**Element data from apps and pages**:
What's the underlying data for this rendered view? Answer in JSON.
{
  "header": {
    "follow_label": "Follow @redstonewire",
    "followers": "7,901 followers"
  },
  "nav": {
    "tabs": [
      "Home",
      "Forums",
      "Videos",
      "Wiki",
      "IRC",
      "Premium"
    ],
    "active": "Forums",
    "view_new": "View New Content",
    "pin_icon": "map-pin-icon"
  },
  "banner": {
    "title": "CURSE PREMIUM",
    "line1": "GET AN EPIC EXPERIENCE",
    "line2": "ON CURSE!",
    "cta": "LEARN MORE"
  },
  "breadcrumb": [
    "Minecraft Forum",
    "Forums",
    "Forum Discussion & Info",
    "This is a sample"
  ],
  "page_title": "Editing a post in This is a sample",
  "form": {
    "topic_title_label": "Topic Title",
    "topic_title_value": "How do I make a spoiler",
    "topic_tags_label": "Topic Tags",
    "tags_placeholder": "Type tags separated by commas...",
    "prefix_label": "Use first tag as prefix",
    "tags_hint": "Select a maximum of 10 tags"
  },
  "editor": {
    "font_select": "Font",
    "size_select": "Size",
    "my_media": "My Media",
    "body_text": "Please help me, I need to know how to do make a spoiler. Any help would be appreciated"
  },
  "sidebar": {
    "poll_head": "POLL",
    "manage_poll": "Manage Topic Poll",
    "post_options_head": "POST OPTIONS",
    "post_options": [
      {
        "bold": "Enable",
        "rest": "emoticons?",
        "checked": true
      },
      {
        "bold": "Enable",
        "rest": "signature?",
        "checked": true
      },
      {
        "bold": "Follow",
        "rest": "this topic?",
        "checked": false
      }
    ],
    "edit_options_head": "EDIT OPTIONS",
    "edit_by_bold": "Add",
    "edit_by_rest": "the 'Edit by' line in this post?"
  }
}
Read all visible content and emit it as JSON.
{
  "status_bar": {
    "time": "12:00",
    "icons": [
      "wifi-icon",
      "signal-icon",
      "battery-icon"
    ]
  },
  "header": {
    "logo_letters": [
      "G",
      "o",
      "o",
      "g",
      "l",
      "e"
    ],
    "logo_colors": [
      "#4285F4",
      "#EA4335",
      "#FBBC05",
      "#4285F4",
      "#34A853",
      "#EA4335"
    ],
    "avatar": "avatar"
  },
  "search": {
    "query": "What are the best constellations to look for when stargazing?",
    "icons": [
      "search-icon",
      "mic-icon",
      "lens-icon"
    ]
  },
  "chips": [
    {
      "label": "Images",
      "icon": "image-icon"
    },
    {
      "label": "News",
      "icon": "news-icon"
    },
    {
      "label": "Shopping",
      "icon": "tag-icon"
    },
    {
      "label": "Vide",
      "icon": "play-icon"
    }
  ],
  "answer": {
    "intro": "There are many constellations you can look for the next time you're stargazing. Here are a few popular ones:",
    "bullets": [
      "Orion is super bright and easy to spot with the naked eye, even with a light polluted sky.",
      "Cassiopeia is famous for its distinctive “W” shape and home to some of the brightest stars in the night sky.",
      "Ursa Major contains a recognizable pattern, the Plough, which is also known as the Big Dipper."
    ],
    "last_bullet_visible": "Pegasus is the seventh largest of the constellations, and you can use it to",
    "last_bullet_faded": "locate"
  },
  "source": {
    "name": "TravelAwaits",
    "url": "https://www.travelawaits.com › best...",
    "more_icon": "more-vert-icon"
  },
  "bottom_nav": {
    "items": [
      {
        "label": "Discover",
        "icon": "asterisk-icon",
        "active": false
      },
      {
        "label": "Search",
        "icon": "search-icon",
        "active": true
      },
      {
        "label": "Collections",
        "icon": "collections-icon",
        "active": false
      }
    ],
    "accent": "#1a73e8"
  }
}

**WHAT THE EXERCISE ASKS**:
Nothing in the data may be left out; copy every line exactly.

**ANSWER TO THIS PROBLEM**:
What's the underlying data for this rendered view? Answer in JSON.
{
  "header": {
    "follow_label": "Follow @redstonewire",
    "followers": "7,901 followers"
  },
  "nav": {
    "tabs": [
      "Home",
      "Forums",
      "Videos",
      "Wiki",
      "IRC",
      "Premium"
    ],
    "active": "Forums",
    "view_new": "View New Content",
    "pin_icon": "map-pin-icon"
  },
  "banner": {
    "title": "CURSE PREMIUM",
    "line1": "GET AN EPIC EXPERIENCE",
    "line2": "ON CURSE!",
    "cta": "LEARN MORE"
  },
  "breadcrumb": [
    "Minecraft Forum",
    "Forums",
    "Forum Discussion & Info",
    "This is a sample"
  ],
  "page_title": "Editing a post in This is a sample",
  "form": {
    "topic_title_label": "Topic Title",
    "topic_title_value": "How do I make a spoiler",
    "topic_tags_label": "Topic Tags",
    "tags_placeholder": "Type tags separated by commas...",
    "prefix_label": "Use first tag as prefix",
    "tags_hint": "Select a maximum of 10 tags"
  },
  "editor": {
    "font_select": "Font",
    "size_select": "Size",
    "my_media": "My Media",
    "body_text": "Please help me, I need to know how to do make a spoiler. Any help would be appreciated"
  },
  "sidebar": {
    "poll_head": "POLL",
    "manage_poll": "Manage Topic Poll",
    "post_options_head": "POST OPTIONS",
    "post_options": [
      {
        "bold": "Enable",
        "rest": "emoticons?",
        "checked": true
      },
      {
        "bold": "Enable",
        "rest": "signature?",
        "checked": true
      },
      {
        "bold": "Follow",
        "rest": "this topic?",
        "checked": false
      }
    ],
    "edit_options_head": "EDIT OPTIONS",
    "edit_by_bold": "Add",
    "edit_by_rest": "the 'Edit by' line in this post?"
  }
}
Read all visible content and emit it as JSON.
{
  "status_bar": {
    "time": "12:00",
    "icons": [
      "wifi-icon",
      "signal-icon",
      "battery-icon"
    ]
  },
  "header": {
    "logo_letters": [
      "G",
      "o",
      "o",
      "g",
      "l",
      "e"
    ],
    "logo_colors": [
      "#4285F4",
      "#EA4335",
      "#FBBC05",
      "#4285F4",
      "#34A853",
      "#EA4335"
    ],
    "avatar": "avatar"
  },
  "search": {
    "query": "What are the best constellations to look for when stargazing?",
    "icons": [
      "search-icon",
      "mic-icon",
      "lens-icon"
    ]
  },
  "chips": [
    {
      "label": "Images",
      "icon": "image-icon"
    },
    {
      "label": "News",
      "icon": "news-icon"
    },
    {
      "label": "Shopping",
      "icon": "tag-icon"
    },
    {
      "label": "Vide",
      "icon": "play-icon"
    }
  ],
  "answer": {
    "intro": "There are many constellations you can look for the next time you're stargazing. Here are a few popular ones:",
    "bullets": [
      "Orion is super bright and easy to spot with the naked eye, even with a light polluted sky.",
      "Cassiopeia is famous for its distinctive “W” shape and home to some of the brightest stars in the night sky.",
      "Ursa Major contains a recognizable pattern, the Plough, which is also known as the Big Dipper."
    ],
    "last_bullet_visible": "Pegasus is the seventh largest of the constellations, and you can use it to",
    "last_bullet_faded": "locate"
  },
  "source": {
    "name": "TravelAwaits",
    "url": "https://www.travelawaits.com › best...",
    "more_icon": "more-vert-icon"
  },
  "bottom_nav": {
    "items": [
      {
        "label": "Discover",
        "icon": "asterisk-icon",
        "active": false
      },
      {
        "label": "Search",
        "icon": "search-icon",
        "active": true
      },
      {
        "label": "Collections",
        "icon": "collections-icon",
        "active": false
      }
    ],
    "accent": "#1a73e8"
  }
}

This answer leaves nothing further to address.